| Exercise instructions |
What lines below contain the word "mobile"? Please pull each one out.

| Data for analysis |
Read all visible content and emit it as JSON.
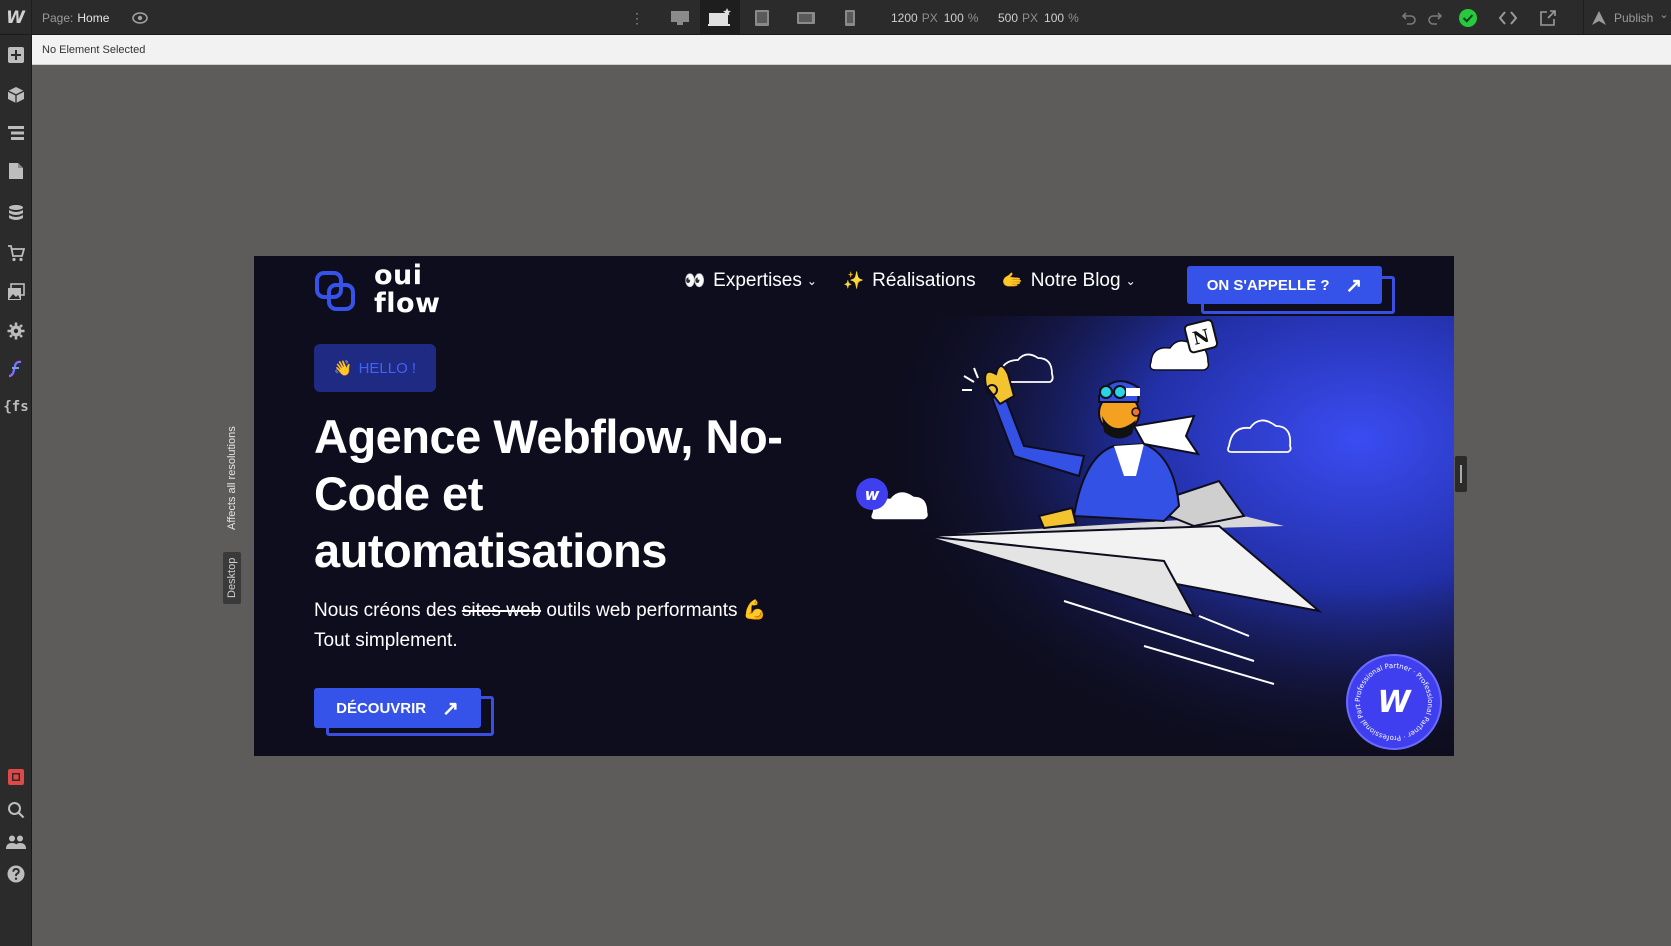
{
  "app": {
    "logo_letter": "W",
    "page_label": "Page:",
    "page_name": "Home",
    "more_icon": "⋮",
    "selection_text": "No Element Selected",
    "publish_label": "Publish",
    "publish_chevron": "⌄"
  },
  "breakpoints": {
    "items": [
      {
        "name": "desktop-icon",
        "active": false
      },
      {
        "name": "desktop-base-star-icon",
        "active": true
      },
      {
        "name": "tablet-icon",
        "active": false
      },
      {
        "name": "mobile-landscape-icon",
        "active": false
      },
      {
        "name": "mobile-portrait-icon",
        "active": false
      }
    ],
    "width_value": "1200",
    "width_unit": "PX",
    "width_zoom": "100",
    "width_zoom_unit": "%",
    "height_value": "500",
    "height_unit": "PX",
    "height_zoom": "100",
    "height_zoom_unit": "%"
  },
  "toolbar_right": {
    "undo_icon": "undo-icon",
    "redo_icon": "redo-icon",
    "status_icon": "check-circle-icon",
    "status_color": "#27c93f",
    "code_icon": "code-icon",
    "share_icon": "export-icon",
    "publish_icon": "rocket-icon"
  },
  "sidebar": {
    "top": [
      "add-icon",
      "box-icon",
      "navigator-icon",
      "pages-icon",
      "cms-icon",
      "ecommerce-icon",
      "assets-icon",
      "settings-icon",
      "finsweet-icon",
      "fs-icon"
    ],
    "fs_label": "{fs",
    "bottom": [
      "record-icon",
      "search-icon",
      "users-icon",
      "help-icon"
    ]
  },
  "vertical_tags": {
    "desktop": "Desktop",
    "affects": "Affects all resolutions"
  },
  "site": {
    "logo_line1": "oui",
    "logo_line2": "flow",
    "nav": [
      {
        "emoji": "👀",
        "label": "Expertises",
        "chevron": "⌄"
      },
      {
        "emoji": "✨",
        "label": "Réalisations",
        "chevron": ""
      },
      {
        "emoji": "🫱",
        "label": "Notre Blog",
        "chevron": "⌄"
      }
    ],
    "cta_label": "ON S'APPELLE ?",
    "arrow": "↗",
    "hello_emoji": "👋",
    "hello_label": "HELLO !",
    "hero_title": "Agence Webflow, No-Code et automatisations",
    "sub_before": "Nous créons des ",
    "sub_strike": "sites web",
    "sub_after": " outils web performants ",
    "sub_emoji": "💪",
    "sub_line2": "Tout simplement.",
    "button_label": "DÉCOUVRIR",
    "partner_letter": "W",
    "partner_ring_text": "Professional Partner · Professional Partner · Professional Partner ·",
    "notion_letter": "N",
    "webflow_badge_letter": "w",
    "colors": {
      "accent": "#3553e8",
      "bg": "#0e0d1e",
      "yellow": "#f4c430"
    }
  }
}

| Response |
        "name": "mobile-landscape-icon",
        "name": "mobile-portrait-icon",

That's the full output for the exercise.